## YOUR TASK
Your answer should be the records below, repeated exactly as they stand.

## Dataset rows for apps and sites
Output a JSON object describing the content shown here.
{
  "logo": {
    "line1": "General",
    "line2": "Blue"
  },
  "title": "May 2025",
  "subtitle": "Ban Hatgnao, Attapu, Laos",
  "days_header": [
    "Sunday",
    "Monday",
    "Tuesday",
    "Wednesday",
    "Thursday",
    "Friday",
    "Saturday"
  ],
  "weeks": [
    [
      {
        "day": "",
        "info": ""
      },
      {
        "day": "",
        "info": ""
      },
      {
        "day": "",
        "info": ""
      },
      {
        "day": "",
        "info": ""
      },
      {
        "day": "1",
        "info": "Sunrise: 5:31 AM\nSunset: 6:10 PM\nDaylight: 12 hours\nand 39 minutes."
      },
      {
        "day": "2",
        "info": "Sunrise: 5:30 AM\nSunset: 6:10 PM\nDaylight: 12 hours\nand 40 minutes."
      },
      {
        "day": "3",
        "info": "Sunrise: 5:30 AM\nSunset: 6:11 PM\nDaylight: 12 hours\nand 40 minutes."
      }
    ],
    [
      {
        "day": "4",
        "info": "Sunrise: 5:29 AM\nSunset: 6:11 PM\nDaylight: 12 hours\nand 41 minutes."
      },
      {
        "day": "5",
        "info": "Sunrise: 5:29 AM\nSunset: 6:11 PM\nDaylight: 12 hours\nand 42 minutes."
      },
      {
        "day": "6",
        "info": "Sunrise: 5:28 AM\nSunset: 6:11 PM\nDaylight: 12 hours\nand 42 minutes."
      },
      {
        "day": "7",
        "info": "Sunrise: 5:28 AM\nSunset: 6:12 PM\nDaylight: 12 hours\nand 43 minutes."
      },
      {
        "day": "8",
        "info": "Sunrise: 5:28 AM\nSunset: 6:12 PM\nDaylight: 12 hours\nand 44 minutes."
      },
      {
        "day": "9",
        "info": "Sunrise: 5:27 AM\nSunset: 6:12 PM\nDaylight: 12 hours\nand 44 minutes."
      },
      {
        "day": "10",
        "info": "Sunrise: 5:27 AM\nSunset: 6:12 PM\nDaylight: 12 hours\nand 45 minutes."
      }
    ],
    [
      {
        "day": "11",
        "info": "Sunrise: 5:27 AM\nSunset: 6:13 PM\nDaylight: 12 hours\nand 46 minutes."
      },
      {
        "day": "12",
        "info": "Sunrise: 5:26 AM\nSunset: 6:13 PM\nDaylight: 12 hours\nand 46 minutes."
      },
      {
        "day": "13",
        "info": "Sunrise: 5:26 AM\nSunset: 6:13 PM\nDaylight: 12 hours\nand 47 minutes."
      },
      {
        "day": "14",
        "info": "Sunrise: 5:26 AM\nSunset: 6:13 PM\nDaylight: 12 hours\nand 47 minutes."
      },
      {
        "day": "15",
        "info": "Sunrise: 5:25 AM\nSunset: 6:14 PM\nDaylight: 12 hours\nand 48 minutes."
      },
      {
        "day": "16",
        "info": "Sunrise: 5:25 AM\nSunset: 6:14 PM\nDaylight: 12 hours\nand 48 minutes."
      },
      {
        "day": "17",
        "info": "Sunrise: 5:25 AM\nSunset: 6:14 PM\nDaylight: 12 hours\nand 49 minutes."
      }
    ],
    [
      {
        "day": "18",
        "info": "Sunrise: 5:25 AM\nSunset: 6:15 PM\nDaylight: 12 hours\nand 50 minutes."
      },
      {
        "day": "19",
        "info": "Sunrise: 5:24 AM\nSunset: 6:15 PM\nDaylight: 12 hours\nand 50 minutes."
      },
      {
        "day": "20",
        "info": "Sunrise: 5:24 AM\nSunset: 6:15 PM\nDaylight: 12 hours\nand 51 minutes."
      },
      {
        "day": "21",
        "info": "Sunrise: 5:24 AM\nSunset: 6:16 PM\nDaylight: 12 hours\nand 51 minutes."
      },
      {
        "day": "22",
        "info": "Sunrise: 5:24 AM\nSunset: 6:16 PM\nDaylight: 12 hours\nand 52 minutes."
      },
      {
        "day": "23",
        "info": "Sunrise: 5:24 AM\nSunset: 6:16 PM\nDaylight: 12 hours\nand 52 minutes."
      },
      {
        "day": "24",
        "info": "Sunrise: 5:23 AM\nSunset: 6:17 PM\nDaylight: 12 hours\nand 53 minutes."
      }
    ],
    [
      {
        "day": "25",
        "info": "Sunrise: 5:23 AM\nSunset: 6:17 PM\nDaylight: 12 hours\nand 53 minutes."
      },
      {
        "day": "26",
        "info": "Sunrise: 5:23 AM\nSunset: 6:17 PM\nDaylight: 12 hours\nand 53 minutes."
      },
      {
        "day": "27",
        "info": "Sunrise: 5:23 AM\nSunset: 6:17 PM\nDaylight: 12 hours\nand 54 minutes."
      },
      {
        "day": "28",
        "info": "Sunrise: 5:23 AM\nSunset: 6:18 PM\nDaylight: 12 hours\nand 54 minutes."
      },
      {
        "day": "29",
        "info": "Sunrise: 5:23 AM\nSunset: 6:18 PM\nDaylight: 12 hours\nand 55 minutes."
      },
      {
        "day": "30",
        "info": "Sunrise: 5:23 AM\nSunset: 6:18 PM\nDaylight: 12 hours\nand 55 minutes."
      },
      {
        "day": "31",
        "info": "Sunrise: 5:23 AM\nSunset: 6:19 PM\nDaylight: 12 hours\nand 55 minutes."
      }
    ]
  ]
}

## EXERCISE OUTPUT
Output a JSON object describing the content shown here.
{
  "logo": {
    "line1": "General",
    "line2": "Blue"
  },
  "title": "May 2025",
  "subtitle": "Ban Hatgnao, Attapu, Laos",
  "days_header": [
    "Sunday",
    "Monday",
    "Tuesday",
    "Wednesday",
    "Thursday",
    "Friday",
    "Saturday"
  ],
  "weeks": [
    [
      {
        "day": "",
        "info": ""
      },
      {
        "day": "",
        "info": ""
      },
      {
        "day": "",
        "info": ""
      },
      {
        "day": "",
        "info": ""
      },
      {
        "day": "1",
        "info": "Sunrise: 5:31 AM\nSunset: 6:10 PM\nDaylight: 12 hours\nand 39 minutes."
      },
      {
        "day": "2",
        "info": "Sunrise: 5:30 AM\nSunset: 6:10 PM\nDaylight: 12 hours\nand 40 minutes."
      },
      {
        "day": "3",
        "info": "Sunrise: 5:30 AM\nSunset: 6:11 PM\nDaylight: 12 hours\nand 40 minutes."
      }
    ],
    [
      {
        "day": "4",
        "info": "Sunrise: 5:29 AM\nSunset: 6:11 PM\nDaylight: 12 hours\nand 41 minutes."
      },
      {
        "day": "5",
        "info": "Sunrise: 5:29 AM\nSunset: 6:11 PM\nDaylight: 12 hours\nand 42 minutes."
      },
      {
        "day": "6",
        "info": "Sunrise: 5:28 AM\nSunset: 6:11 PM\nDaylight: 12 hours\nand 42 minutes."
      },
      {
        "day": "7",
        "info": "Sunrise: 5:28 AM\nSunset: 6:12 PM\nDaylight: 12 hours\nand 43 minutes."
      },
      {
        "day": "8",
        "info": "Sunrise: 5:28 AM\nSunset: 6:12 PM\nDaylight: 12 hours\nand 44 minutes."
      },
      {
        "day": "9",
        "info": "Sunrise: 5:27 AM\nSunset: 6:12 PM\nDaylight: 12 hours\nand 44 minutes."
      },
      {
        "day": "10",
        "info": "Sunrise: 5:27 AM\nSunset: 6:12 PM\nDaylight: 12 hours\nand 45 minutes."
      }
    ],
    [
      {
        "day": "11",
        "info": "Sunrise: 5:27 AM\nSunset: 6:13 PM\nDaylight: 12 hours\nand 46 minutes."
      },
      {
        "day": "12",
        "info": "Sunrise: 5:26 AM\nSunset: 6:13 PM\nDaylight: 12 hours\nand 46 minutes."
      },
      {
        "day": "13",
        "info": "Sunrise: 5:26 AM\nSunset: 6:13 PM\nDaylight: 12 hours\nand 47 minutes."
      },
      {
        "day": "14",
        "info": "Sunrise: 5:26 AM\nSunset: 6:13 PM\nDaylight: 12 hours\nand 47 minutes."
      },
      {
        "day": "15",
        "info": "Sunrise: 5:25 AM\nSunset: 6:14 PM\nDaylight: 12 hours\nand 48 minutes."
      },
      {
        "day": "16",
        "info": "Sunrise: 5:25 AM\nSunset: 6:14 PM\nDaylight: 12 hours\nand 48 minutes."
      },
      {
        "day": "17",
        "info": "Sunrise: 5:25 AM\nSunset: 6:14 PM\nDaylight: 12 hours\nand 49 minutes."
      }
    ],
    [
      {
        "day": "18",
        "info": "Sunrise: 5:25 AM\nSunset: 6:15 PM\nDaylight: 12 hours\nand 50 minutes."
      },
      {
        "day": "19",
        "info": "Sunrise: 5:24 AM\nSunset: 6:15 PM\nDaylight: 12 hours\nand 50 minutes."
      },
      {
        "day": "20",
        "info": "Sunrise: 5:24 AM\nSunset: 6:15 PM\nDaylight: 12 hours\nand 51 minutes."
      },
      {
        "day": "21",
        "info": "Sunrise: 5:24 AM\nSunset: 6:16 PM\nDaylight: 12 hours\nand 51 minutes."
      },
      {
        "day": "22",
        "info": "Sunrise: 5:24 AM\nSunset: 6:16 PM\nDaylight: 12 hours\nand 52 minutes."
      },
      {
        "day": "23",
        "info": "Sunrise: 5:24 AM\nSunset: 6:16 PM\nDaylight: 12 hours\nand 52 minutes."
      },
      {
        "day": "24",
        "info": "Sunrise: 5:23 AM\nSunset: 6:17 PM\nDaylight: 12 hours\nand 53 minutes."
      }
    ],
    [
      {
        "day": "25",
        "info": "Sunrise: 5:23 AM\nSunset: 6:17 PM\nDaylight: 12 hours\nand 53 minutes."
      },
      {
        "day": "26",
        "info": "Sunrise: 5:23 AM\nSunset: 6:17 PM\nDaylight: 12 hours\nand 53 minutes."
      },
      {
        "day": "27",
        "info": "Sunrise: 5:23 AM\nSunset: 6:17 PM\nDaylight: 12 hours\nand 54 minutes."
      },
      {
        "day": "28",
        "info": "Sunrise: 5:23 AM\nSunset: 6:18 PM\nDaylight: 12 hours\nand 54 minutes."
      },
      {
        "day": "29",
        "info": "Sunrise: 5:23 AM\nSunset: 6:18 PM\nDaylight: 12 hours\nand 55 minutes."
      },
      {
        "day": "30",
        "info": "Sunrise: 5:23 AM\nSunset: 6:18 PM\nDaylight: 12 hours\nand 55 minutes."
      },
      {
        "day": "31",
        "info": "Sunrise: 5:23 AM\nSunset: 6:19 PM\nDaylight: 12 hours\nand 55 minutes."
      }
    ]
  ]
}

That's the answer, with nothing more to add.